**Data section:**
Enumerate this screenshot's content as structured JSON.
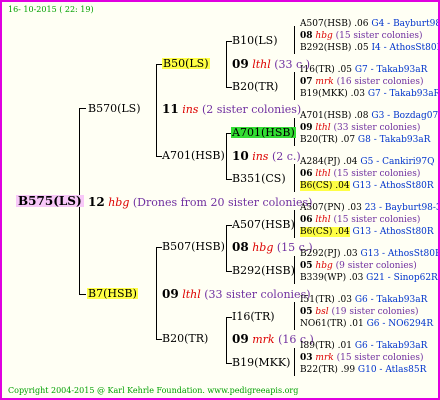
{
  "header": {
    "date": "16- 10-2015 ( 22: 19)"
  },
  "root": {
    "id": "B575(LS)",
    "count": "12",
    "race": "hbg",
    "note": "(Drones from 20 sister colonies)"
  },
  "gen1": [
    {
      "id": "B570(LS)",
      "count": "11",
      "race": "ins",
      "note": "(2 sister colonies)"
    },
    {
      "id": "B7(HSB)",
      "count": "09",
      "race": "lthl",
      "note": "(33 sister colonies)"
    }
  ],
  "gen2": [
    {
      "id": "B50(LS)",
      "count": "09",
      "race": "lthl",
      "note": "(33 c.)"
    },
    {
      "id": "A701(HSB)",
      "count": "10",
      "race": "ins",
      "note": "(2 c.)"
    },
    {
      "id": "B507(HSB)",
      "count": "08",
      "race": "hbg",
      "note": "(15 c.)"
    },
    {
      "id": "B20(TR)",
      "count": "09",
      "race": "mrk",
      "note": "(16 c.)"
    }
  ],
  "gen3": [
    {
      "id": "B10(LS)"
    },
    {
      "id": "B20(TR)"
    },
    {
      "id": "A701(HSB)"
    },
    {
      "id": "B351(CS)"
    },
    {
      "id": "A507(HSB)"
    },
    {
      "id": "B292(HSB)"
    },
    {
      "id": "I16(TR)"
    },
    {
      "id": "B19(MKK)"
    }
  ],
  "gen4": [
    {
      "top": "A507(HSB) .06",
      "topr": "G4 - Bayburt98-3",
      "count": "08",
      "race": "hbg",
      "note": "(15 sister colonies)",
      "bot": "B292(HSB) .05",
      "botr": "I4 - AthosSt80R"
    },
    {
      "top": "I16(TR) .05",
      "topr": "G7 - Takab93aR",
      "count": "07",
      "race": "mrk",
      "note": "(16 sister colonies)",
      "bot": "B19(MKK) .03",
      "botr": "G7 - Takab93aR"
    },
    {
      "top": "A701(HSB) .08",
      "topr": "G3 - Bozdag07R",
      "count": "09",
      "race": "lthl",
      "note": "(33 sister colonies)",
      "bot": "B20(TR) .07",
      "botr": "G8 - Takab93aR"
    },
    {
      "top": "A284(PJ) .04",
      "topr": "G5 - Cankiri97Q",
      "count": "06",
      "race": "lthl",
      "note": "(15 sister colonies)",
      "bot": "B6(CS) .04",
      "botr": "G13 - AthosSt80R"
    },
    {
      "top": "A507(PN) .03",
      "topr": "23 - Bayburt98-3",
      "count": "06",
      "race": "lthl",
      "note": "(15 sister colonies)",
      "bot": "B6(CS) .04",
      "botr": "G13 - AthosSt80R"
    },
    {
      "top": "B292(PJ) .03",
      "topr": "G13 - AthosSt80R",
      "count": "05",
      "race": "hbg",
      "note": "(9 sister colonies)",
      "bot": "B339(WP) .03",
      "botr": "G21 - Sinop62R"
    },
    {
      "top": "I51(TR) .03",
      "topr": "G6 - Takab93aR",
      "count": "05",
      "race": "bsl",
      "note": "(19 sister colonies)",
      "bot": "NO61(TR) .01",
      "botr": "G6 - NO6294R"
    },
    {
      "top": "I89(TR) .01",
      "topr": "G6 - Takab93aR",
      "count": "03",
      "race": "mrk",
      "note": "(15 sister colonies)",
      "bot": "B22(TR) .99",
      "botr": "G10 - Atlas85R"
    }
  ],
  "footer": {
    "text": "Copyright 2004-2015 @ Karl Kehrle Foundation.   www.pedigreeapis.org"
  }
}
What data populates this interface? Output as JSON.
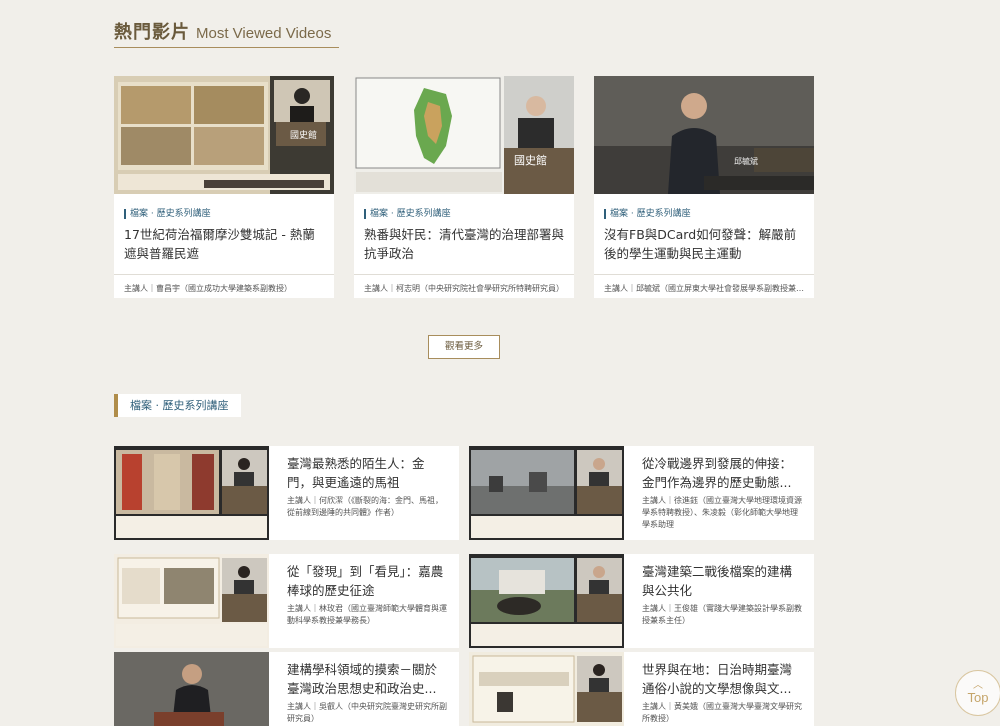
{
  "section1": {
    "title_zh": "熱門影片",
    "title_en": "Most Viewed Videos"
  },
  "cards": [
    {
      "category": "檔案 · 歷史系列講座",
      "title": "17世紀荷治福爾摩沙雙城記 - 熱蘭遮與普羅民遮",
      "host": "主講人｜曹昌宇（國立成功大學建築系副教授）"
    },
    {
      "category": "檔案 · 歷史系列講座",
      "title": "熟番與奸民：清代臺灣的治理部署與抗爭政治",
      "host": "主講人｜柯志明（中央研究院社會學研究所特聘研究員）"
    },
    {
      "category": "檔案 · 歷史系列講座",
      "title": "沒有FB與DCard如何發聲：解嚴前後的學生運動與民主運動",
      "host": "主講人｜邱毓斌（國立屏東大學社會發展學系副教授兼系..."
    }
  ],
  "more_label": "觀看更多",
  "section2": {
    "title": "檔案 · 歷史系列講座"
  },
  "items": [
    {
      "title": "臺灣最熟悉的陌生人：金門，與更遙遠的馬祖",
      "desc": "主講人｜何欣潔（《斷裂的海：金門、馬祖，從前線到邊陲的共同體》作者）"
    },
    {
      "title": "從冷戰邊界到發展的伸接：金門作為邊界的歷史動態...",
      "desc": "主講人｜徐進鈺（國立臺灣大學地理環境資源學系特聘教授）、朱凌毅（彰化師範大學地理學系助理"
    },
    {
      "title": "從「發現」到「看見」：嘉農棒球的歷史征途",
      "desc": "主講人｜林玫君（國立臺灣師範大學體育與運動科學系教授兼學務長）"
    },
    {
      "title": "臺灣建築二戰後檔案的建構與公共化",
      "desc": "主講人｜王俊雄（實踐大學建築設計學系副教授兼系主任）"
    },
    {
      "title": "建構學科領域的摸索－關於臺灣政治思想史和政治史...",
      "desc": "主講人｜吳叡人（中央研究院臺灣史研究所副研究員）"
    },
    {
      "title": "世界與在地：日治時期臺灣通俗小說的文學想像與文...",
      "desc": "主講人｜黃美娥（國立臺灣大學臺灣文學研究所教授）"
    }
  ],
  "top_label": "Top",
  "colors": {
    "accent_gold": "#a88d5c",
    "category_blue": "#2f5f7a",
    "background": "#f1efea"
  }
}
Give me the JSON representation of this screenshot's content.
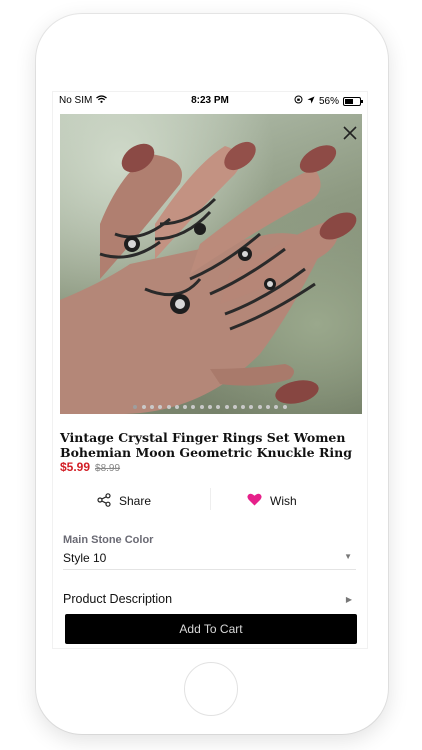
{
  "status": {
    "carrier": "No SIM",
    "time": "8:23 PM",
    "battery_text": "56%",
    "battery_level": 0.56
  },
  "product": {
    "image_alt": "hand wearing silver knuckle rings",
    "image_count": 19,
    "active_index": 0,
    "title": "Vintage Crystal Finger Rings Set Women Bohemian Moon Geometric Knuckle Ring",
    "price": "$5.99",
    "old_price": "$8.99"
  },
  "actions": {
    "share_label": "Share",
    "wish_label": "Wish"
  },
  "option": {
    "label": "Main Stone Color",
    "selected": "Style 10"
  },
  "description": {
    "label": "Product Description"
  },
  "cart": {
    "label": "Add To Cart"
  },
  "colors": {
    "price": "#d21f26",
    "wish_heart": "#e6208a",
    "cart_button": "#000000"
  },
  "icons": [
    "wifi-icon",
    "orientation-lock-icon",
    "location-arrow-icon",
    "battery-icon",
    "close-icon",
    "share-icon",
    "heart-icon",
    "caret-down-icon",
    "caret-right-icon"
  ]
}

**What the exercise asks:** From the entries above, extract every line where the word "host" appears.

**Answer to the exercise:**
      "host": "主講人｜曹昌宇（國立成功大學建築系副教授）"
      "host": "主講人｜柯志明（中央研究院社會學研究所特聘研究員）"
      "host": "主講人｜邱毓斌（國立屏東大學社會發展學系副教授兼系..."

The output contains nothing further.